    It’s kind of a “flex clause,” built into White Supremacist Ideology to deal with any people of color who might exhibit class and ability skills either equal or superior to whites. Same thing happens with poor whites…

    If your a poor white, and you master the Language= Intellect (Ability) and obviously have Caucasian skin, again two thirds of the Ability, Class, Race triad, you go from being labelled “White Trash,”

    to “Genteel Poor.”

    ” White trash was a unique case within this larger culture of systemic racism. Everyone was non-white by virtue of the fact that they were poor, because by definition to be white was to be economically, socially and biologically superior…It became a group identity used widely in discussing race politics for the next 150 years. Within this structure there were Whites, Blacks, White Trash and other non-whites. ” http://kpearson.faculty.tcnj.edu/Dictionary/white_trash.htm

    The author quoted is speaking from an American Perspective of course. In Canada the term “White Trash,” refers to whites on welfare, disability, “the system,” and generally, the left, Punk leaning ones. The Brits use another word, but the similiarity is, poor whites are considered, by those on the left and the right of the middle/upper classes to be inferior and therefor unspoken today but still understood subconsciously, “non-white,” or at least “impure, untrue,” Whites. “Redneck,” is used to describe the conservative ones. However…

    In English White Supremacist Canada, historically French Canadians, having caucasian skin, were considered “non-whites,” inferior and “trash,” due to their Intellectual Inferiority as proved by their poor…English Language Skills.

    Still to this day, Collectively speaking, English Canadians consider themselves to be superior culturally to French Canadians due to Language. Not what IS said but rather…HOW it is said….ARTICULATION. Speak from the diagphragm = loud and LOUD = Inferior. There is a specifc rhythm, pronounciation, enunciation, tone, and use of inferred language, or “code,” saying one thing to mean another that must be mastered in order to be a “superior,” and thus “pure,” White.

    Between English and French Canada, racism is fought through language not skin color. Skin Color is then used in both cultures against people of color. But whether it’s language or skin color it falls down to Race, Ability and Class.

    The French, (race) cannot seem to master articulating proper english, (ability) therefor they are less intelligent and this is the cause for their poverty. (class)

    African Americans(race) cannot seem to master articulating proper english, (ability) therefor they are less intelligent and this is the cause for their poverty. (class)

    Obama has mastered how to “speak white,” better then most white people, therefor, since no person of color can be equal or superior to a white without completely destroying White supremacist Ideology…he’s “Articulate,” as in, “Not a true Black.”

    That’s this white trash femme’s understanding of the message being sent.

    I’m poor White Trash Femme with Disabilites, English Canadian, born and raised upper middle class, lived soon to be 20 years on the system due to Ability issues, which include disabilities that affect communication and language skill.

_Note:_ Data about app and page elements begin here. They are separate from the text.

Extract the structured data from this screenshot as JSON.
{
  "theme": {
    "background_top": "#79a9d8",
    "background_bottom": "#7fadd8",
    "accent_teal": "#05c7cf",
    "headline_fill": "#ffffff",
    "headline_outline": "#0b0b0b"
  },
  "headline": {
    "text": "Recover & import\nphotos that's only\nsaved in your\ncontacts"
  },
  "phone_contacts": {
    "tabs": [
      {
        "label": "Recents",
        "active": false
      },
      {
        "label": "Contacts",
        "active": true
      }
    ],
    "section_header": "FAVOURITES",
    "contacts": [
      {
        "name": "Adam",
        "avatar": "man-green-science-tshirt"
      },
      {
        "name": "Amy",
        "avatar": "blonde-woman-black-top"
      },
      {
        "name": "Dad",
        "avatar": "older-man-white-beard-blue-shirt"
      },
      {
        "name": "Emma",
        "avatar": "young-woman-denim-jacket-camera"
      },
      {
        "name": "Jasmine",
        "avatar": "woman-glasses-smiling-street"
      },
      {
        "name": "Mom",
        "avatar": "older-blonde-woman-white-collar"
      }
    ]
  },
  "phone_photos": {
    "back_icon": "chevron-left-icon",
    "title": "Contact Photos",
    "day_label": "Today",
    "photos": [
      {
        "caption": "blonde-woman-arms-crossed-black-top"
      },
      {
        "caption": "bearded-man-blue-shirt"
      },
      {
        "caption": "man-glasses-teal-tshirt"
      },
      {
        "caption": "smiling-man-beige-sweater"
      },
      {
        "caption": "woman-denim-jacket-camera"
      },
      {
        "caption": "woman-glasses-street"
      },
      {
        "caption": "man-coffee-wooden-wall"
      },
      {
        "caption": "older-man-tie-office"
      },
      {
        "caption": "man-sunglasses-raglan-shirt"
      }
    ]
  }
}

And sorry, I might do malapropisms, mispronounce words, even choose the wrong word and all this means is my ability to communicate through language is..disabled or lessened in some way, it doesn’t mean…I’m of poor intelligence.

    P.S. Love your Blog!

  14. 14 joyann bradley

    Excellent post. I can relate. By marriage, I have an English (Bradley) last name. I am Puerto Rican. I can’t tell you how many times I have said, “I am Puerto Rican” and I get the surprised reaction…”REALLY? I would have never guessed, I thought you were Italian *or something”. I have even honestly had someone say, “You don’t act Puerto Rican”.

  15. 15 Malia

    Wow. Finally, someone just like me. My father is from Honduras and never taught me Spanish. I’m White looking, so when I tell them I’m going to visit my grandmoth in Honduras in a week, they ask if she’s an ex-pat. 🙁

Comments are currently closed.